-attributed to American architect Benjamin C. Thompson

taken from “In the Land of Temple Caves” by Frederick Turner.  Counterpoint, 2004

The yellow/brown of the soybean field in autumn
The yellow/brown of the soybean field in autumn

The first time I read this quote, it was if I turned and looked at life from a slightly different angle, but one that made everything come into focus.  The quote was written in regards to the fact that the French know how to live.  Their food, music, art…their lives are all about art.  I have seen it in person and I have felt it upon occasion but it is more difficult to access in this country.  At least it is for me.

I have tried to make choices in my life (and I am thankful to have the ability to make choices) that are based upon bringing harmony into my world.  My studio, my house, my property are all set up to be pleasing to me and to make everyday experiences like eating breakfast or making a piece of art even more amazing.  Of course sometimes I have made a choice that doesn’t work (I wince when I think of some of the wall colors I chose when I was in my 20’s.)  But I learn from those mistakes, and sometimes it really does help to know what doesn’t work before you find out what does.  It’s also true that a 30 year-old’s vision of art is quite different than a 50 year-old’s and I’m willing to bet that my ideas will change again by the time I’m 70.  But underneath it all the goal is harmony, an environment that says “There, now, doesn’t that bowl of cereal taste a little better?”

I have also spent time trying to figure out what is the best way to install art work so that it can be part of other people’s life.  Right now, with my big pieces, I have them scattered in various towns around the country (I know, how do you scatter a life-sized giraffe?).  The big thing right now is for towns to have sculpture shows in their downtown area.  This way everybody gets to enjoy them, not just the people who walk into art galleries and museums.  I’ve always wanted to have my artwork be accessible to the general public.  If I didn’t, I would keep them in my backyard.  So the lion is in Sioux Falls being leased to buy by the…um…Lion’s Club of Sioux Falls.  The musk ox and egg are out there too but will be moving onto other towns next year.  The scattered giraffe is in Quiet Waters Park in Annapolis.  I get such a kick out of hearing that someone went jogging in the park and truly enjoyed running by the giraffe.  (And for the record, yes, they are for sale.)

Bringing art into your life doesn’t have to be complicated or expensive.  Nor does it have to be art.  Some of the best ways I have of bringing art into my life is eating a really good meal that my husband has cooked.  Or perhaps I will light some candles for dinner.  Or I will pull the beautifully colored throw blanket over my cold feet while watching TV.  Or I might breathe in the yellow/brown color of the soybean field in autumn.  Art is not just what is on the wall but, like the quote says, it is in EVERYTHING you do.

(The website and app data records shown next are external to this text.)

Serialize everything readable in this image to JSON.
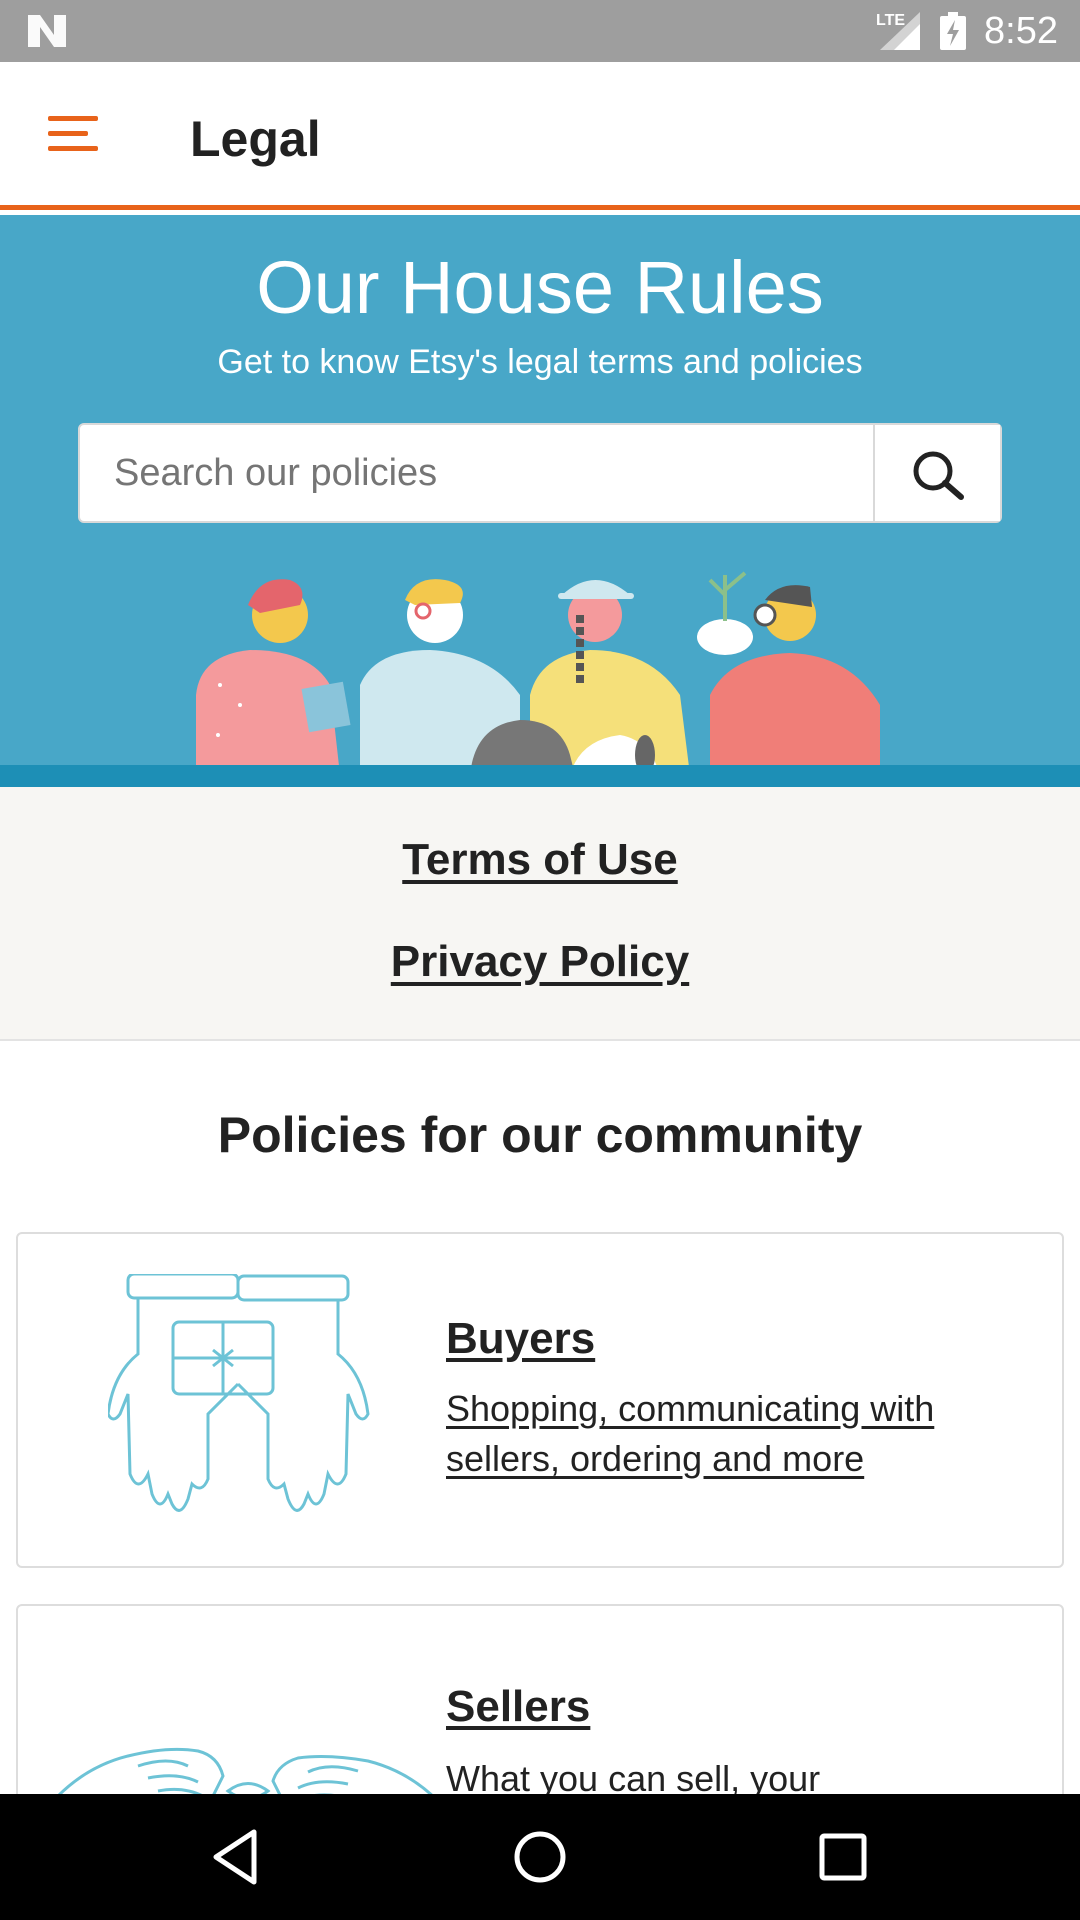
{
  "status_bar": {
    "network": "LTE",
    "time": "8:52"
  },
  "app_bar": {
    "title": "Legal",
    "accent_color": "#e8631a"
  },
  "hero": {
    "title": "Our House Rules",
    "subtitle": "Get to know Etsy's legal terms and policies",
    "background_color": "#48a7c8"
  },
  "search": {
    "placeholder": "Search our policies",
    "value": ""
  },
  "legal_links": {
    "terms": "Terms of Use",
    "privacy": "Privacy Policy"
  },
  "community": {
    "heading": "Policies for our community",
    "cards": [
      {
        "title": "Buyers",
        "description": "Shopping, communicating with sellers, ordering and more",
        "icon": "gift-hands-icon"
      },
      {
        "title": "Sellers",
        "description": "What you can sell, your",
        "icon": "hands-ribbon-icon"
      }
    ]
  },
  "nav_bar": {
    "back_icon": "back-triangle-icon",
    "home_icon": "home-circle-icon",
    "recents_icon": "recents-square-icon"
  }
}
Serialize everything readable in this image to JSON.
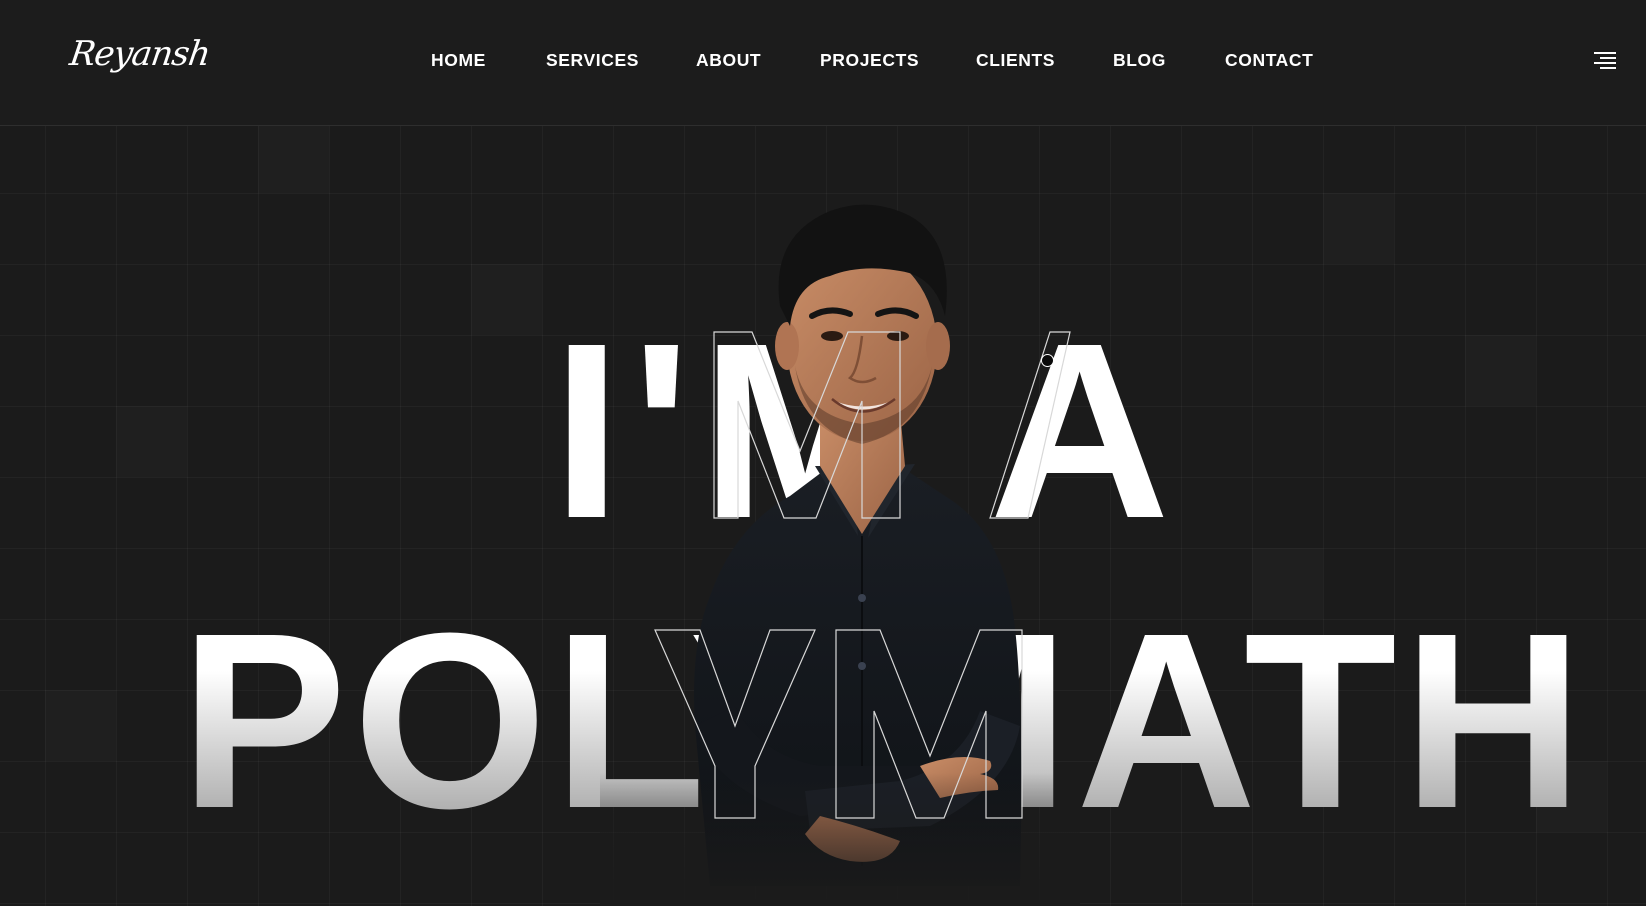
{
  "header": {
    "logo_text": "Reyansh",
    "nav": [
      {
        "label": "HOME"
      },
      {
        "label": "SERVICES"
      },
      {
        "label": "ABOUT"
      },
      {
        "label": "PROJECTS"
      },
      {
        "label": "CLIENTS"
      },
      {
        "label": "BLOG"
      },
      {
        "label": "CONTACT"
      }
    ],
    "menu_icon": "hamburger-menu-icon"
  },
  "hero": {
    "line1": "I'M A",
    "line2": "POLYMATH"
  },
  "colors": {
    "background": "#1b1b1b",
    "header_bg": "#1c1c1c",
    "text": "#ffffff",
    "shirt": "#15181d",
    "skin": "#b87a58",
    "hair": "#121212"
  }
}
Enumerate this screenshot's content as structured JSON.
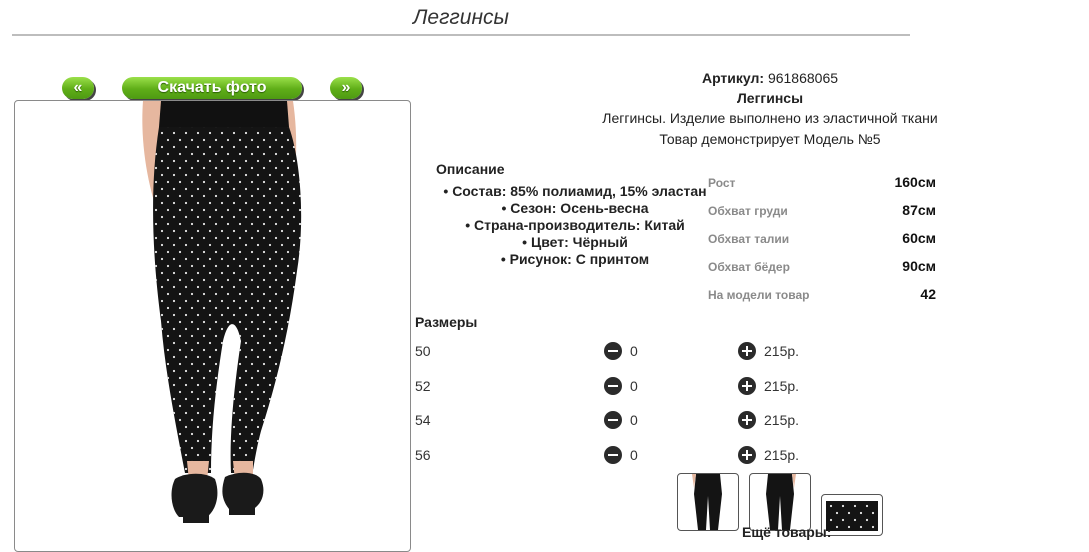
{
  "page": {
    "title": "Леггинсы"
  },
  "nav": {
    "prev": "«",
    "download": "Скачать фото",
    "next": "»"
  },
  "product": {
    "article_label": "Артикул:",
    "article_value": "961868065",
    "name": "Леггинсы",
    "summary": "Леггинсы. Изделие выполнено из эластичной ткани",
    "model_note": "Товар демонстрирует Модель №5"
  },
  "description": {
    "heading": "Описание",
    "items": [
      "Состав: 85% полиамид, 15% эластан",
      "Сезон: Осень-весна",
      "Страна-производитель: Китай",
      "Цвет: Чёрный",
      "Рисунок: С принтом"
    ]
  },
  "model": {
    "rows": [
      {
        "label": "Рост",
        "value": "160см"
      },
      {
        "label": "Обхват груди",
        "value": "87см"
      },
      {
        "label": "Обхват талии",
        "value": "60см"
      },
      {
        "label": "Обхват бёдер",
        "value": "90см"
      },
      {
        "label": "На модели товар",
        "value": "42"
      }
    ]
  },
  "sizes": {
    "heading": "Размеры",
    "rows": [
      {
        "size": "50",
        "qty": "0",
        "price": "215р."
      },
      {
        "size": "52",
        "qty": "0",
        "price": "215р."
      },
      {
        "size": "54",
        "qty": "0",
        "price": "215р."
      },
      {
        "size": "56",
        "qty": "0",
        "price": "215р."
      }
    ]
  },
  "more": {
    "label": "Ещё товары:"
  },
  "colors": {
    "button_green": "#5fae18",
    "product_black": "#111111",
    "heel_black": "#1a1a1a"
  }
}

So my job as a human is to find ways to bring art into my life, by reading books, listening to music, looking at art, and painting my walls a pleasing color (s0me day I’ll get the hang of the color thing.)  My job as an artist is to create beautiful objects that make people smile, frown, ponder and, well, live!

I’d love to hear what kinds of things bring art into your life.  It can be something simple like finding a really good sandwich place for lunch or something more complex like traveling to Europe and going to museums.  Scroll all the way to the bottom of the page and leave me your ideas!